___ Task inputs

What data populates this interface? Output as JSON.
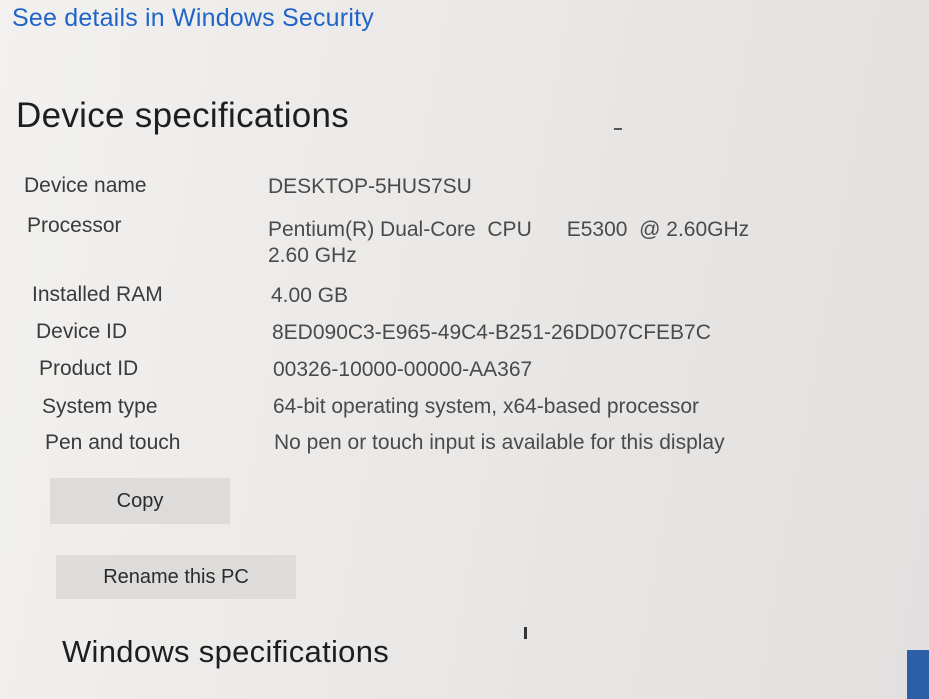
{
  "security_link": "See details in Windows Security",
  "device_specs": {
    "title": "Device specifications",
    "rows": [
      {
        "label": "Device name",
        "value": "DESKTOP-5HUS7SU"
      },
      {
        "label": "Processor",
        "value": "Pentium(R) Dual-Core  CPU      E5300  @ 2.60GHz",
        "value_line2": "2.60 GHz"
      },
      {
        "label": "Installed RAM",
        "value": "4.00 GB"
      },
      {
        "label": "Device ID",
        "value": "8ED090C3-E965-49C4-B251-26DD07CFEB7C"
      },
      {
        "label": "Product ID",
        "value": "00326-10000-00000-AA367"
      },
      {
        "label": "System type",
        "value": "64-bit operating system, x64-based processor"
      },
      {
        "label": "Pen and touch",
        "value": "No pen or touch input is available for this display"
      }
    ]
  },
  "buttons": {
    "copy": "Copy",
    "rename": "Rename this PC"
  },
  "windows_specs": {
    "title": "Windows specifications"
  },
  "colors": {
    "link": "#1f64c8",
    "accent_edge": "#2c5fa8"
  }
}
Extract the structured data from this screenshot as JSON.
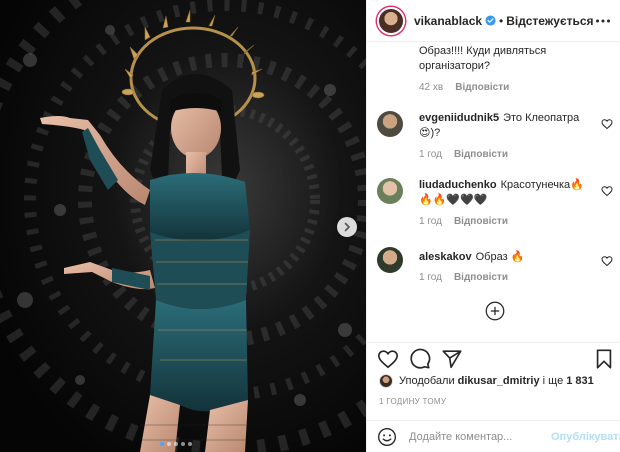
{
  "post": {
    "carousel": {
      "slide_count": 5,
      "active_slide": 1
    }
  },
  "header": {
    "username": "vikanablack",
    "separator": "•",
    "follow_label": "Відстежується"
  },
  "comments": [
    {
      "username": "",
      "text": "Образ!!!! Куди дивляться організатори?",
      "time": "42 хв",
      "reply": "Відповісти"
    },
    {
      "username": "evgeniidudnik5",
      "text": "Это Клеопатра 😍)?",
      "time": "1 год",
      "reply": "Відповісти"
    },
    {
      "username": "liudaduchenko",
      "text": "Красотунечка🔥🔥🔥🖤🖤🖤",
      "time": "1 год",
      "reply": "Відповісти"
    },
    {
      "username": "aleskakov",
      "text": "Образ 🔥",
      "time": "1 год",
      "reply": "Відповісти"
    }
  ],
  "likes": {
    "prefix": "Уподобали",
    "user": "dikusar_dmitriy",
    "middle": "і ще",
    "count": "1 831"
  },
  "timestamp": "1 годину тому",
  "composer": {
    "placeholder": "Додайте коментар...",
    "publish_label": "Опублікувати"
  },
  "icons": {
    "verified": "verified-badge-icon",
    "more": "more-options-icon",
    "like": "heart-icon",
    "comment": "comment-icon",
    "share": "share-icon",
    "save": "bookmark-icon",
    "emoji": "emoji-icon",
    "load_more": "plus-circle-icon",
    "carousel_next": "chevron-right-icon"
  },
  "colors": {
    "verified": "#3897f0",
    "link_disabled": "#b2dffc",
    "muted": "#8e8e8e",
    "text": "#262626"
  }
}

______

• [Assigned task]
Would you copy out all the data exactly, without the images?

• [Reply to the exercise]
What data populates this interface? Output as JSON.
{
  "security_link": "See details in Windows Security",
  "device_specs": {
    "title": "Device specifications",
    "rows": [
      {
        "label": "Device name",
        "value": "DESKTOP-5HUS7SU"
      },
      {
        "label": "Processor",
        "value": "Pentium(R) Dual-Core  CPU      E5300  @ 2.60GHz",
        "value_line2": "2.60 GHz"
      },
      {
        "label": "Installed RAM",
        "value": "4.00 GB"
      },
      {
        "label": "Device ID",
        "value": "8ED090C3-E965-49C4-B251-26DD07CFEB7C"
      },
      {
        "label": "Product ID",
        "value": "00326-10000-00000-AA367"
      },
      {
        "label": "System type",
        "value": "64-bit operating system, x64-based processor"
      },
      {
        "label": "Pen and touch",
        "value": "No pen or touch input is available for this display"
      }
    ]
  },
  "buttons": {
    "copy": "Copy",
    "rename": "Rename this PC"
  },
  "windows_specs": {
    "title": "Windows specifications"
  },
  "colors": {
    "link": "#1f64c8",
    "accent_edge": "#2c5fa8"
  }
}
Extract the structured data from this screenshot as JSON.
{
  "post": {
    "carousel": {
      "slide_count": 5,
      "active_slide": 1
    }
  },
  "header": {
    "username": "vikanablack",
    "separator": "•",
    "follow_label": "Відстежується"
  },
  "comments": [
    {
      "username": "",
      "text": "Образ!!!! Куди дивляться організатори?",
      "time": "42 хв",
      "reply": "Відповісти"
    },
    {
      "username": "evgeniidudnik5",
      "text": "Это Клеопатра 😍)?",
      "time": "1 год",
      "reply": "Відповісти"
    },
    {
      "username": "liudaduchenko",
      "text": "Красотунечка🔥🔥🔥🖤🖤🖤",
      "time": "1 год",
      "reply": "Відповісти"
    },
    {
      "username": "aleskakov",
      "text": "Образ 🔥",
      "time": "1 год",
      "reply": "Відповісти"
    }
  ],
  "likes": {
    "prefix": "Уподобали",
    "user": "dikusar_dmitriy",
    "middle": "і ще",
    "count": "1 831"
  },
  "timestamp": "1 годину тому",
  "composer": {
    "placeholder": "Додайте коментар...",
    "publish_label": "Опублікувати"
  },
  "icons": {
    "verified": "verified-badge-icon",
    "more": "more-options-icon",
    "like": "heart-icon",
    "comment": "comment-icon",
    "share": "share-icon",
    "save": "bookmark-icon",
    "emoji": "emoji-icon",
    "load_more": "plus-circle-icon",
    "carousel_next": "chevron-right-icon"
  },
  "colors": {
    "verified": "#3897f0",
    "link_disabled": "#b2dffc",
    "muted": "#8e8e8e",
    "text": "#262626"
  }
}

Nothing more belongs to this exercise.